**Task to complete**
Across the listing below, how many lines contain the string "JSON"? Only the number is needed.

**Data for the task**
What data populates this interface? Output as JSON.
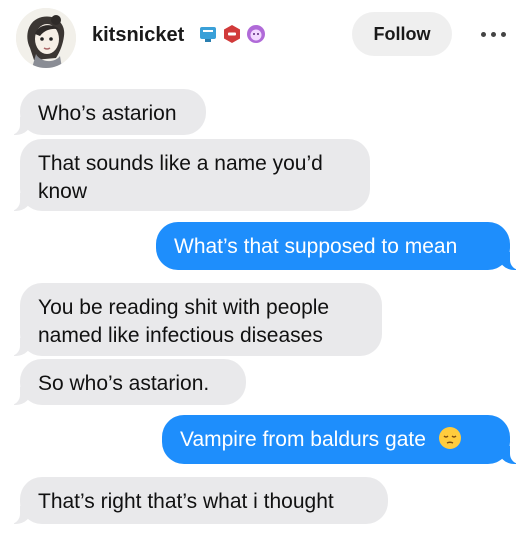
{
  "header": {
    "username": "kitsnicket",
    "follow_label": "Follow",
    "badges": [
      "blue-badge-icon",
      "red-hex-badge-icon",
      "purple-face-badge-icon"
    ]
  },
  "messages": [
    {
      "from": "them",
      "text": "Who’s astarion"
    },
    {
      "from": "them",
      "text": "That sounds like a name you’d know"
    },
    {
      "from": "me",
      "text": "What’s that supposed to mean"
    },
    {
      "from": "them",
      "text": "You be reading shit with people named like infectious diseases"
    },
    {
      "from": "them",
      "text": "So who’s astarion."
    },
    {
      "from": "me",
      "text": "Vampire from baldurs gate",
      "emoji": "pensive-face-emoji"
    },
    {
      "from": "them",
      "text": "That’s right that’s what i thought"
    }
  ],
  "colors": {
    "sent_bubble": "#1e8efc",
    "received_bubble": "#e9e9eb",
    "follow_button": "#efefef"
  }
}
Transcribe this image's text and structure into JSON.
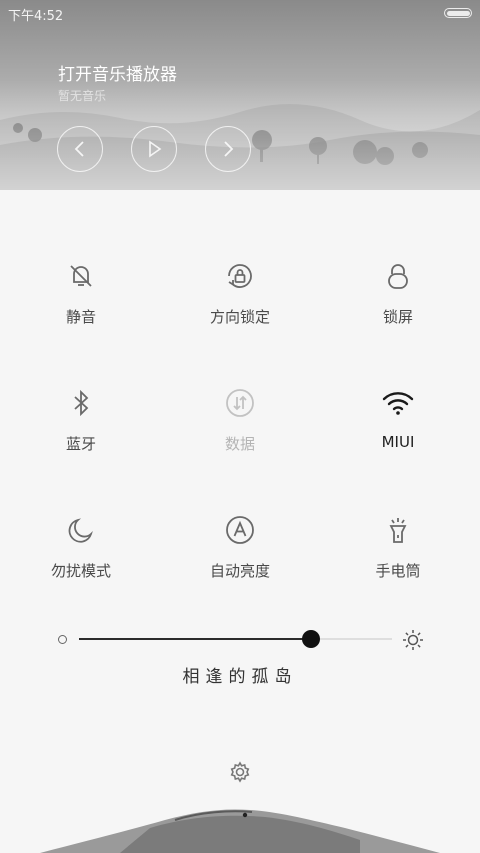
{
  "status_bar": {
    "time": "下午4:52"
  },
  "music": {
    "title": "打开音乐播放器",
    "subtitle": "暂无音乐",
    "controls": [
      "previous-icon",
      "play-icon",
      "next-icon"
    ]
  },
  "toggles": [
    {
      "label": "静音",
      "icon": "bell-off-icon",
      "state": "normal"
    },
    {
      "label": "方向锁定",
      "icon": "rotation-lock-icon",
      "state": "normal"
    },
    {
      "label": "锁屏",
      "icon": "lock-icon",
      "state": "normal"
    },
    {
      "label": "蓝牙",
      "icon": "bluetooth-icon",
      "state": "normal"
    },
    {
      "label": "数据",
      "icon": "mobile-data-icon",
      "state": "disabled"
    },
    {
      "label": "MIUI",
      "icon": "wifi-icon",
      "state": "active"
    },
    {
      "label": "勿扰模式",
      "icon": "moon-icon",
      "state": "normal"
    },
    {
      "label": "自动亮度",
      "icon": "auto-brightness-icon",
      "state": "normal"
    },
    {
      "label": "手电筒",
      "icon": "flashlight-icon",
      "state": "normal"
    }
  ],
  "brightness": {
    "level": 0.74
  },
  "caption": "相逢的孤岛",
  "settings_icon": "gear-icon"
}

**The answer**
2